WHAT YOU SHOULD DO: Report the count of lines containing the word "name" in these records, with no other text.

Data about app and page elements
┄┄┄┄┄┄┄┄┄┄┄┄┄┄┄┄┄┄┄┄

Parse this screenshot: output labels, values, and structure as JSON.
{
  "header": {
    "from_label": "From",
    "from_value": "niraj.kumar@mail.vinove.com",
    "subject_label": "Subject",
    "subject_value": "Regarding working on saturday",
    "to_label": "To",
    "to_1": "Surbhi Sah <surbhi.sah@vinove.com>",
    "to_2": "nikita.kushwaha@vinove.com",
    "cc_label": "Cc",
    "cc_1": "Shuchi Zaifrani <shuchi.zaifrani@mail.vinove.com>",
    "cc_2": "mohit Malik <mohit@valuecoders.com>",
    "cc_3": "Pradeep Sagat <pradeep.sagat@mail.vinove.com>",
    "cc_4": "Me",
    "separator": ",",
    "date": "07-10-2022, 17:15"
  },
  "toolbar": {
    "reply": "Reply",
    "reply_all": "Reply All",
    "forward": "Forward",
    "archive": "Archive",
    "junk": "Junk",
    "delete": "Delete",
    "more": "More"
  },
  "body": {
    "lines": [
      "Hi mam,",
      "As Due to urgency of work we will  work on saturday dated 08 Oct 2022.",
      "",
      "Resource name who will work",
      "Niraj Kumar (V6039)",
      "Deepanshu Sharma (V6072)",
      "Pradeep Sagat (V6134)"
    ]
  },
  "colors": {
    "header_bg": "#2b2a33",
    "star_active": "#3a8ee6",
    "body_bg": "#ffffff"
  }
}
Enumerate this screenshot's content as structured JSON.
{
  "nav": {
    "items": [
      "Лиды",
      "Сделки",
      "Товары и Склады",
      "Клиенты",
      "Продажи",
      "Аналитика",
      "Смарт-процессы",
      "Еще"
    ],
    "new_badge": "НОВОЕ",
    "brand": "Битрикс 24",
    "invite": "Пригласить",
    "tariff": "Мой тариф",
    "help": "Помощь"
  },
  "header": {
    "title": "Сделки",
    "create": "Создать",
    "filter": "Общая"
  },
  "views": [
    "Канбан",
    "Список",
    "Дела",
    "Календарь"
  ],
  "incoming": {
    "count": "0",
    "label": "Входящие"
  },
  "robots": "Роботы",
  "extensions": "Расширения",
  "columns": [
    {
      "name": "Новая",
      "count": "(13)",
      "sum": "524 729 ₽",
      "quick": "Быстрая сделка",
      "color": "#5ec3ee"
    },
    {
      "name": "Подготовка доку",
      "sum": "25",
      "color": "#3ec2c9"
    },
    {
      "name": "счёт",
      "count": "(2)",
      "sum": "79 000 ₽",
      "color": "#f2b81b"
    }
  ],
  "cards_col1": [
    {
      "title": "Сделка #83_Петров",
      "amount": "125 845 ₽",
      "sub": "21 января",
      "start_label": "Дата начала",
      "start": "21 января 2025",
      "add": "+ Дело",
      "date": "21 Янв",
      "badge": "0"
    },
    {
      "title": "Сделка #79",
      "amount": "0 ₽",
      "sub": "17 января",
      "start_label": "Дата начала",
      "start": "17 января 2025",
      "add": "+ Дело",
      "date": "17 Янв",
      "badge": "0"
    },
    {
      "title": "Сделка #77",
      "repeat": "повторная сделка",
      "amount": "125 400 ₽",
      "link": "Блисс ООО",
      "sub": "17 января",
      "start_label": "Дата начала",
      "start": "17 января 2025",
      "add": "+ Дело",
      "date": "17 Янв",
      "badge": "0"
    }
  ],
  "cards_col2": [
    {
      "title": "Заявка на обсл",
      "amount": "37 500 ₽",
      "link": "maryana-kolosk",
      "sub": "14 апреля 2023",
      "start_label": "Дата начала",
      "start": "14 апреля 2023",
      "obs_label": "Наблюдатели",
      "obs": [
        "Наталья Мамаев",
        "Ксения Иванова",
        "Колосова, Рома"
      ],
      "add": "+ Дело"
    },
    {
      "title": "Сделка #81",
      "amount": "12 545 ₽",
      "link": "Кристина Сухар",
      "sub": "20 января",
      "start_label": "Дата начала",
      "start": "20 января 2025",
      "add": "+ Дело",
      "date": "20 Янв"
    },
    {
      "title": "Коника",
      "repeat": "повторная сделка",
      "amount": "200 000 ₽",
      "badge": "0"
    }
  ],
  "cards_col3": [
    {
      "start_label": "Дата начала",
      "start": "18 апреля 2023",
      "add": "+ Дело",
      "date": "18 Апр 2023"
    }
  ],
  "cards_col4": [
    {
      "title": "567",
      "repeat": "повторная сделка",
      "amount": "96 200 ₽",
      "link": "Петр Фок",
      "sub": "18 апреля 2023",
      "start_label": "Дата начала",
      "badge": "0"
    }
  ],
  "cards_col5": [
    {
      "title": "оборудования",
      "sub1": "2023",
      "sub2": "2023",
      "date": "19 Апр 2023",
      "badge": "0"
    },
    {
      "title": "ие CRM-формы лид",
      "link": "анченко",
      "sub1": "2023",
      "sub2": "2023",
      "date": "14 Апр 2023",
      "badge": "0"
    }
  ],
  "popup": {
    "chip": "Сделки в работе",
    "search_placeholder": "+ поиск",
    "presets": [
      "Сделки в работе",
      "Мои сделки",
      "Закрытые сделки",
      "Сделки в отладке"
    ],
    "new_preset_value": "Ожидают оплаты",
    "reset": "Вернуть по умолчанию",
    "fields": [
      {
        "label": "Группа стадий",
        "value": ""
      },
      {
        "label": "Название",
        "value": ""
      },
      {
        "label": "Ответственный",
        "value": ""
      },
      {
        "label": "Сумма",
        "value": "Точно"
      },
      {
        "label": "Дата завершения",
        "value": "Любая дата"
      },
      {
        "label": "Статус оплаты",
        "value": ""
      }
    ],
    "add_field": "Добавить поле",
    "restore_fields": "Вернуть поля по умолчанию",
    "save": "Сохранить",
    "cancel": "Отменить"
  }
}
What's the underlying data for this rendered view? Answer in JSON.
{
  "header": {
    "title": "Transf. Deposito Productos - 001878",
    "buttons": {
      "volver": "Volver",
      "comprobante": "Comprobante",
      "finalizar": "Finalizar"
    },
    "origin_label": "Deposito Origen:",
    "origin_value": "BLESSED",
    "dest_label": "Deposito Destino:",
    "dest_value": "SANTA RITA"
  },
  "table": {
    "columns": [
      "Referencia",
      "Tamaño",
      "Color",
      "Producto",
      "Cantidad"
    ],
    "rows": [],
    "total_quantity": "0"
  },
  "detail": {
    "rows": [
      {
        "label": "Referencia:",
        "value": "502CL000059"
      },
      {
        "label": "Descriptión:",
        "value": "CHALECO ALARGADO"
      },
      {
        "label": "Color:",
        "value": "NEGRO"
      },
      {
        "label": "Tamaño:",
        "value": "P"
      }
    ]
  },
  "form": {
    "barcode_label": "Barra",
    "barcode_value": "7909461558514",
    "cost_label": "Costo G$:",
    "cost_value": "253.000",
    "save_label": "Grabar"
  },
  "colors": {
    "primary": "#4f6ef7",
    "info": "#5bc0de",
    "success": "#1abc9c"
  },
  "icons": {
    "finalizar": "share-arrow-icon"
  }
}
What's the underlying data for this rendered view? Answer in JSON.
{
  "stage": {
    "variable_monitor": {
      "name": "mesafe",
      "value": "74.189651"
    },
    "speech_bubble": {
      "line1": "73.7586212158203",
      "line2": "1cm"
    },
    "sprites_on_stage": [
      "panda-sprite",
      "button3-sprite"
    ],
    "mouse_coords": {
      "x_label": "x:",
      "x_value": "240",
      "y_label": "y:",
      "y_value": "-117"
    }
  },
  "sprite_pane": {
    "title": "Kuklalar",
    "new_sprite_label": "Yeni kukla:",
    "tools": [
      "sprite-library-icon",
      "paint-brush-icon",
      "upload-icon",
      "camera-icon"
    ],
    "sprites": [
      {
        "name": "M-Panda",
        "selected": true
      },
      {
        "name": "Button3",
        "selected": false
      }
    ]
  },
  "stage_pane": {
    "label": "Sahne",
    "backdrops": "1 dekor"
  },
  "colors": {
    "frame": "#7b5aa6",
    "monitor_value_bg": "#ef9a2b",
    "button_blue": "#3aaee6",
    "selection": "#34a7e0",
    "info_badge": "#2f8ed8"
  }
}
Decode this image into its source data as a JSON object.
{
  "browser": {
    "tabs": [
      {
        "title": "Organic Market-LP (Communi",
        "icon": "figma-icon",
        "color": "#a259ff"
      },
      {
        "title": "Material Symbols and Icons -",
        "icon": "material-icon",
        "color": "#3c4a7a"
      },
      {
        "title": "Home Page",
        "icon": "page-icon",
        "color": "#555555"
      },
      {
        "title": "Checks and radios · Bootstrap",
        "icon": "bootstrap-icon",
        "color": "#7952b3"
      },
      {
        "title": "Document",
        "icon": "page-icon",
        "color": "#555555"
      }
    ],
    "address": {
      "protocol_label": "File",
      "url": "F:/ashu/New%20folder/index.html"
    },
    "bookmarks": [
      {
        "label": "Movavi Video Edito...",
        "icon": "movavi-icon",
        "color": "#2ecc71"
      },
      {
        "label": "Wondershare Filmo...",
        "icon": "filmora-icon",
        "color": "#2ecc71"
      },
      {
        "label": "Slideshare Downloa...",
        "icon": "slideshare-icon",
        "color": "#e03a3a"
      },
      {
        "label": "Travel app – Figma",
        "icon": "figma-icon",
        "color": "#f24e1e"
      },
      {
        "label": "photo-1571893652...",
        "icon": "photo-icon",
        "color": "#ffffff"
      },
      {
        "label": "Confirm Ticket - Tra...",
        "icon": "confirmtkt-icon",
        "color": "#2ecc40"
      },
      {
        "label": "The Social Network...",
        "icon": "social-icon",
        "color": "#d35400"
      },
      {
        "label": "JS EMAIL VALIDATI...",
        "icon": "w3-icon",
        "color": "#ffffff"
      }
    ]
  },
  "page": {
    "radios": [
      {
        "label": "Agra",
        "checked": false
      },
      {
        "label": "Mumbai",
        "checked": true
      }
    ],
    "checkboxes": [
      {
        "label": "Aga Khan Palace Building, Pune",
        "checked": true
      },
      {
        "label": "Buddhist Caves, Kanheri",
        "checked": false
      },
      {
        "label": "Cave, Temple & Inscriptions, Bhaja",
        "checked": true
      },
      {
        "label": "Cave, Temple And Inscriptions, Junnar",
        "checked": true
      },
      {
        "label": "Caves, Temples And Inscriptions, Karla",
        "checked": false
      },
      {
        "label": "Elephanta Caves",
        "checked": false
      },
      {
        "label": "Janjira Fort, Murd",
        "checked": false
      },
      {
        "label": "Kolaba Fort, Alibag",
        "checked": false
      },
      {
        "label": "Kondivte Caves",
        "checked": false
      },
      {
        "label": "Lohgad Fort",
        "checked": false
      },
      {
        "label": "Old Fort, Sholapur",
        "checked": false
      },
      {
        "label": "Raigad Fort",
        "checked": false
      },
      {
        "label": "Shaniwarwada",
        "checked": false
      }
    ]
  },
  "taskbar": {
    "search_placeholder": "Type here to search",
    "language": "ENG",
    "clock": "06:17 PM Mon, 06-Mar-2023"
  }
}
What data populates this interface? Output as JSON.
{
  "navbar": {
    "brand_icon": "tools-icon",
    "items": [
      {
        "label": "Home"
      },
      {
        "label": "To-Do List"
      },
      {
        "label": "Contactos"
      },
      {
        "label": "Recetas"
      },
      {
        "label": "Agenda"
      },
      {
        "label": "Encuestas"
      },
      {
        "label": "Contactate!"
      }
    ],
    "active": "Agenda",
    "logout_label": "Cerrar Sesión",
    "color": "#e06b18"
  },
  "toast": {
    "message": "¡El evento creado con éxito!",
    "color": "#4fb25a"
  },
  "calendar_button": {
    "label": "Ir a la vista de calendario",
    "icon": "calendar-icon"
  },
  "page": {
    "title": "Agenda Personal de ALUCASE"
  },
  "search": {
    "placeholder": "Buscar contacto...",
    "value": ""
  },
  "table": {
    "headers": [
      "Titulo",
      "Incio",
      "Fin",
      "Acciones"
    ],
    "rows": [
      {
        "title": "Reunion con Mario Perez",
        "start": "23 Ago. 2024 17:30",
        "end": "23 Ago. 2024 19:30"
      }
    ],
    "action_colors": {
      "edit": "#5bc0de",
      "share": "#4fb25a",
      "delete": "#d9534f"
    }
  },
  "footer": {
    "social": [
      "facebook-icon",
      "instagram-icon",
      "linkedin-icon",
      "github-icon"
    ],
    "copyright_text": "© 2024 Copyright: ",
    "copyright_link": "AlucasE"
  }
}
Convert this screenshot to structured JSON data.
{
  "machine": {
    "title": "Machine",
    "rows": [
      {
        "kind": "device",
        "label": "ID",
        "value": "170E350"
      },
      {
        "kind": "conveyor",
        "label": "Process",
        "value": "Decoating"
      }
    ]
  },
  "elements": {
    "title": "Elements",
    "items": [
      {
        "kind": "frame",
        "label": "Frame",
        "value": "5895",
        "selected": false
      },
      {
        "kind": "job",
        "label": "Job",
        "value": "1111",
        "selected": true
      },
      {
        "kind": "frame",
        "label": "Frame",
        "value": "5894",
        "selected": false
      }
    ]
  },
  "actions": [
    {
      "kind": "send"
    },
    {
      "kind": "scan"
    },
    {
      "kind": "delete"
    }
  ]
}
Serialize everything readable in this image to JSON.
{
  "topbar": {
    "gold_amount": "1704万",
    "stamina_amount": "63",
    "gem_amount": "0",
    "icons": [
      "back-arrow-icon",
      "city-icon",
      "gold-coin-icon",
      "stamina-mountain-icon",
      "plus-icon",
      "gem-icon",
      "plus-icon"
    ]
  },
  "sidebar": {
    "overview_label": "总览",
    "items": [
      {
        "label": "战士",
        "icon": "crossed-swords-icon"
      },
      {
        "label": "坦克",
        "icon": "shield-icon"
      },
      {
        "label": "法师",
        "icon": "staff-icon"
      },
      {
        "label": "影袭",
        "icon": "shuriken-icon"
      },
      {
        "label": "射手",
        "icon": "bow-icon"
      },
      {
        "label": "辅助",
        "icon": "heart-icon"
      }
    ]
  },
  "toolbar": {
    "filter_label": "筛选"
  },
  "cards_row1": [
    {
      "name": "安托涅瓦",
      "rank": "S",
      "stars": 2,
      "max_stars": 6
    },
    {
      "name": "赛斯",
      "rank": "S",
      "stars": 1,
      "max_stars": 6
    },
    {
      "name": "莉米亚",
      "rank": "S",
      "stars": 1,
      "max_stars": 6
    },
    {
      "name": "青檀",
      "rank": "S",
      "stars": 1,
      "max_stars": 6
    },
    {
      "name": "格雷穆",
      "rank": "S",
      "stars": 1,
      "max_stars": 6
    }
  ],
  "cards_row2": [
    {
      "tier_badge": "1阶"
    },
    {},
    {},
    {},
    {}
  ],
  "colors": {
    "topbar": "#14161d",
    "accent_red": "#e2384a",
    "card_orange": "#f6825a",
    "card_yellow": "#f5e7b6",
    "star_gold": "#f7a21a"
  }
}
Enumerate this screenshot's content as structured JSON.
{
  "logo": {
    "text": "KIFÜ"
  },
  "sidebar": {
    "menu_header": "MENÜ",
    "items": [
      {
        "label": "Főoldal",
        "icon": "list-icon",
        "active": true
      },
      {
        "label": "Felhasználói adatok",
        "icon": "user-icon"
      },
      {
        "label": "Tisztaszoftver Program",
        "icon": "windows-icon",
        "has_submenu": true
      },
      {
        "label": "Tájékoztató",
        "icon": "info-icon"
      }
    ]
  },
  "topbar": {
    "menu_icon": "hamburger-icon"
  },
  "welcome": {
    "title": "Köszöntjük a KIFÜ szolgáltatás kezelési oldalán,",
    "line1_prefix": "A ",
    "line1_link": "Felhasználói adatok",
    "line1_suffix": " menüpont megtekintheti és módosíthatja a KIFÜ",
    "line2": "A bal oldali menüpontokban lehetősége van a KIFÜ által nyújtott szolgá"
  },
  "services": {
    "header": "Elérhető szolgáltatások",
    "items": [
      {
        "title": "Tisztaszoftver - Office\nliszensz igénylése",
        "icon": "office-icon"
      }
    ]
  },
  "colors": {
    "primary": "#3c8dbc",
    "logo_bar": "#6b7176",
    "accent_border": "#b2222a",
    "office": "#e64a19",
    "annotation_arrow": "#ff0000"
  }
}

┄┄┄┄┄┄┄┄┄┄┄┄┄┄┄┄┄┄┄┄

SOLUTION FOR THIS PROBLEM: 12